The raising of Lazarus is simply a concrete example of Jesus giving new life NOW, as opposed to in the final days when all are resurrected together.
Could it be, perhaps, that Jesus is actually trying to teach us a new meaning of resurrection here – not so much about the physicality of it but about the timing?
Maybe I shouldn’t be hung up on the idea of Lazarus miraculously coming forth but focus in on the idea that Lazarus came forth NOW, not later – now, not at the end of the age. Perhaps Jesus is teaching us that resurrection isn’t only applicable to a great happening in the far off future but is something that, through him (I am the resurrection and the life!), is operative in the here and now!
That’s an interpretation I can get behind!
Lazarus is “unbound” at the end. Unbound from what? Bandages, surely – but what do they represent?
Perhaps Lazarus, and Martha and Mary, and you and I, all need to be unbound from our limiting understanding of resurrection as a far off event that only happens when you physically experience death – and be released from our bondage into an understanding that death and resurrection are theological concepts that describe endings and beginnings that happen all the time while we live.
Every time we experience the end or dying of a relationship, or an ability, or an activity, or a habit, or whatever – there is something vitally, spiritually important about to happen – a new thing, a renewal, a new chapter, a resurrection.
None of this denies anything about Jesus’ resurrection after his death on the cross: but it does greatly expand and extend the theological concept of resurrection and opens us to the possibility of embracing new life in the here and now right in the midst of what seems like our greatest failures or hurts.
It’s not just the ultimate drama of Jesus on the cross that beckons resurrection – it’s also the way we understand and experience our life as persons of faith. We are in a constant state of ending and beginning, of dying and rising during our lives. We are people of constant resurrection.
How do I know this? Because Jesus told us, and now we can hear those words more deeply:
“I am the resurrection and the life. Those who believe in me, even though they die to something in the here and now, will live and be renewed in the here and now, and everyone who lives and trusts in me will never stop experiencing new life.”

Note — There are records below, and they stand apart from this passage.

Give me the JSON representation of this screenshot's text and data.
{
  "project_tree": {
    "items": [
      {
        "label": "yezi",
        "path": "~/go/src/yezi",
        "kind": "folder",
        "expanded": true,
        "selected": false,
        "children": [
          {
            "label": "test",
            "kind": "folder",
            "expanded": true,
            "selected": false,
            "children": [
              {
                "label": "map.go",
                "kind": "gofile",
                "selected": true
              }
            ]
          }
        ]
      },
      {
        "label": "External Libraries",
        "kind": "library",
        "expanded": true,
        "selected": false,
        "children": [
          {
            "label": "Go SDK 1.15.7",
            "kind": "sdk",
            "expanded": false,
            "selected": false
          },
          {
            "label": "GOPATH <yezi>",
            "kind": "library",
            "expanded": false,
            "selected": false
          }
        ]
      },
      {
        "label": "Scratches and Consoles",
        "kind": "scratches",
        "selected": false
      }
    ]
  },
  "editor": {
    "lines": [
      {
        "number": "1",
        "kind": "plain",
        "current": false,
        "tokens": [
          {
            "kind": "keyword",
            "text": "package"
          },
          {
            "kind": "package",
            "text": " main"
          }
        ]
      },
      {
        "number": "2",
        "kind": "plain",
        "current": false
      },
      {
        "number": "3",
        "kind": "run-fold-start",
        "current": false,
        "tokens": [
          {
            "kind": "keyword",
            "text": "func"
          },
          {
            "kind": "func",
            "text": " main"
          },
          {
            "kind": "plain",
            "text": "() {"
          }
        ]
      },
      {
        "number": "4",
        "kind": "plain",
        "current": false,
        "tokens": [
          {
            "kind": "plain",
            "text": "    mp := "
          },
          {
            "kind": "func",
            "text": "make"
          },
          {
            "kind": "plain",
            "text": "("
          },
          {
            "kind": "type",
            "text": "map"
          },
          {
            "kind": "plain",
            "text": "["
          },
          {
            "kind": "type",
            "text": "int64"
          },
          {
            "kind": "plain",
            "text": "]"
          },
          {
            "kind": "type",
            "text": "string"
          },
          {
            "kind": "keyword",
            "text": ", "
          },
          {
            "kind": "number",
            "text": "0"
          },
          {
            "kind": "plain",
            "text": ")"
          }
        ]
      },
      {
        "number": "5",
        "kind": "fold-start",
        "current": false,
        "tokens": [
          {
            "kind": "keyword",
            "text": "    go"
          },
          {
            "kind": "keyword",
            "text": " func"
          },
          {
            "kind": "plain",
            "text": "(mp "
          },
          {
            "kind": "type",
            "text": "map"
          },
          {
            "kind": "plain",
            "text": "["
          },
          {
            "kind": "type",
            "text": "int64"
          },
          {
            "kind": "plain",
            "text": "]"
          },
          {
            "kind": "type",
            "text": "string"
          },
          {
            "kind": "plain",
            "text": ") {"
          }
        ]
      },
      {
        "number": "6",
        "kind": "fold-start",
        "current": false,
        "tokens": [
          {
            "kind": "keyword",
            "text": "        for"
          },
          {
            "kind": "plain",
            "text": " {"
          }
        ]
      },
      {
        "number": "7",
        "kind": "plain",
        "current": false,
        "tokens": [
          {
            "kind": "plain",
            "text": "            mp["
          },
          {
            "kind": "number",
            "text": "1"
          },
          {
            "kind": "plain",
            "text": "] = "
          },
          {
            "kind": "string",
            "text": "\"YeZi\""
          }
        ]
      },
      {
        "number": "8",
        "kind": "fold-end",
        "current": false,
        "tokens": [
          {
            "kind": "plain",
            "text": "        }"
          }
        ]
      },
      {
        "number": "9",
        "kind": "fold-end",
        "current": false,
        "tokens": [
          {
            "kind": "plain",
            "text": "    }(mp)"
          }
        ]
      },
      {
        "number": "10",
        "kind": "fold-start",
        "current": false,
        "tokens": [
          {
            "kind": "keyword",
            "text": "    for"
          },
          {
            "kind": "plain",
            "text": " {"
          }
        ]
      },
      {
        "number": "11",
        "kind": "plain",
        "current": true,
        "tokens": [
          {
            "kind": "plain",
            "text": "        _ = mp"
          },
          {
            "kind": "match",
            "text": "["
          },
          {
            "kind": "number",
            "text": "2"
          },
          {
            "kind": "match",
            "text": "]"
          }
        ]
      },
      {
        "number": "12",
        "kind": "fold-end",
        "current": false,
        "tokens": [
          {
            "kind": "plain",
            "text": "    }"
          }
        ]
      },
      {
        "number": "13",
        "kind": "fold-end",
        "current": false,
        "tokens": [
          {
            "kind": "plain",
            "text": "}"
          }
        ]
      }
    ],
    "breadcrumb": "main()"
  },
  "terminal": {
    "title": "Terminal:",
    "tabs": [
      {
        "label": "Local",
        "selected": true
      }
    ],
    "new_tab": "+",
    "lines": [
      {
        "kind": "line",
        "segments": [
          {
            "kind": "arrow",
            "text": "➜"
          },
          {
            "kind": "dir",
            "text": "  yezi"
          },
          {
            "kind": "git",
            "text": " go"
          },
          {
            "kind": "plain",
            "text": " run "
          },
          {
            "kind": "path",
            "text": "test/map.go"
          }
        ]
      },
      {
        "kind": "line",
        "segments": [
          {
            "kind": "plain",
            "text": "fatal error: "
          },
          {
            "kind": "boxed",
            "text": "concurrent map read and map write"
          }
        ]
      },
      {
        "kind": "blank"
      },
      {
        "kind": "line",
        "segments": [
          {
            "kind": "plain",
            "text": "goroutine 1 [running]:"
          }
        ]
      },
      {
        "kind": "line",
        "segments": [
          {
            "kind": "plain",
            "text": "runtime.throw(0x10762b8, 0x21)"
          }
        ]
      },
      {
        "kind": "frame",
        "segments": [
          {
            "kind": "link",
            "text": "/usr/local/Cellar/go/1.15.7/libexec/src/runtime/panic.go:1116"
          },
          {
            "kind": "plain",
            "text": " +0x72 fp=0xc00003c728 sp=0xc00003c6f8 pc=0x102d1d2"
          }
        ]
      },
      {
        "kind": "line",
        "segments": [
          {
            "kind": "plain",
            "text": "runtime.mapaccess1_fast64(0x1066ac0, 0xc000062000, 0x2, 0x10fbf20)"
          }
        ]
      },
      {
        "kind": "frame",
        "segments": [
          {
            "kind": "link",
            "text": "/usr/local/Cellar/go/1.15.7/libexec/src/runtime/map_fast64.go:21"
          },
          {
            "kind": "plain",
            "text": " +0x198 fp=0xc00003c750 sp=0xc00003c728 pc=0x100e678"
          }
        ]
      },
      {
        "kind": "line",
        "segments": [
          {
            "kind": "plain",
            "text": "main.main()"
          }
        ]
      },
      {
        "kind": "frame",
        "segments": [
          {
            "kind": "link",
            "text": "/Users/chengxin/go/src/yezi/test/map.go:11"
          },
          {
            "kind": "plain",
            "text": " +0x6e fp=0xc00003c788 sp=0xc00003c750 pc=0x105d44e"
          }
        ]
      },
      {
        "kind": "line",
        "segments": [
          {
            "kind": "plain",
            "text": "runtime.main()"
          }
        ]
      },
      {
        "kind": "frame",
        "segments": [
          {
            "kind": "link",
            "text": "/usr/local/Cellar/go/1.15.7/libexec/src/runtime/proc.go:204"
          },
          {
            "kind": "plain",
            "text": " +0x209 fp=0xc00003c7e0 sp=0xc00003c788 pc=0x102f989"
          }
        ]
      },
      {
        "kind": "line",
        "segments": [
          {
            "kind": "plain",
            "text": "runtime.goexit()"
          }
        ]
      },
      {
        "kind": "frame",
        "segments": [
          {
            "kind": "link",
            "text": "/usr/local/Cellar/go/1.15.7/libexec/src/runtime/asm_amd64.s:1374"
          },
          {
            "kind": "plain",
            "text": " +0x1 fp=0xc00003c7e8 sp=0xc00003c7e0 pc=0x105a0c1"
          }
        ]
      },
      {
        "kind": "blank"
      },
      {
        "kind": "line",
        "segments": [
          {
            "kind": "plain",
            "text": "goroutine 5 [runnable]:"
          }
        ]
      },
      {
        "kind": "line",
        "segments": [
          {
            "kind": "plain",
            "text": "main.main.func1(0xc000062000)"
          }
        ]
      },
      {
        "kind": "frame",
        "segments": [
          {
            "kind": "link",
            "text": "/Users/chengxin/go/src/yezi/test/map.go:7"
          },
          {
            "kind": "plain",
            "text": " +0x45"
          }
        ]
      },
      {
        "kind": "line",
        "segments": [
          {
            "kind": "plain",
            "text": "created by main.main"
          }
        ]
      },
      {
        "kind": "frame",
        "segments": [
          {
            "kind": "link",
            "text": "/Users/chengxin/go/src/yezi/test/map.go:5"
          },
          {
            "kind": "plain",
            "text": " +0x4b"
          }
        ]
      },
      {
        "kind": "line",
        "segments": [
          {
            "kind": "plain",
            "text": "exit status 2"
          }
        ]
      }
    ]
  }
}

And for me, the Lazarus story is redeemed, and it becomes a rich expression of the awesome spiritual pattern of dying and rising that people of faith in Jesus experience in profound and wondrous ways.
And this then becomes a perfect Lenten story – not just because of the obvious foreshadowing of Jesus’ own death and resurrection, but also because it reminds us that we are not alone. Jesus is with us at the many “tombs” in our lives – just like he was at Lazarus’ tomb – reminding us it’s not the end, and offering us renewal.
And as theologian Meda Stamper says, “having Jesus at our tombs also means that we must follow him to his!”
And so, people of faith, people of resurrection, we turn our eyes toward Jerusalem.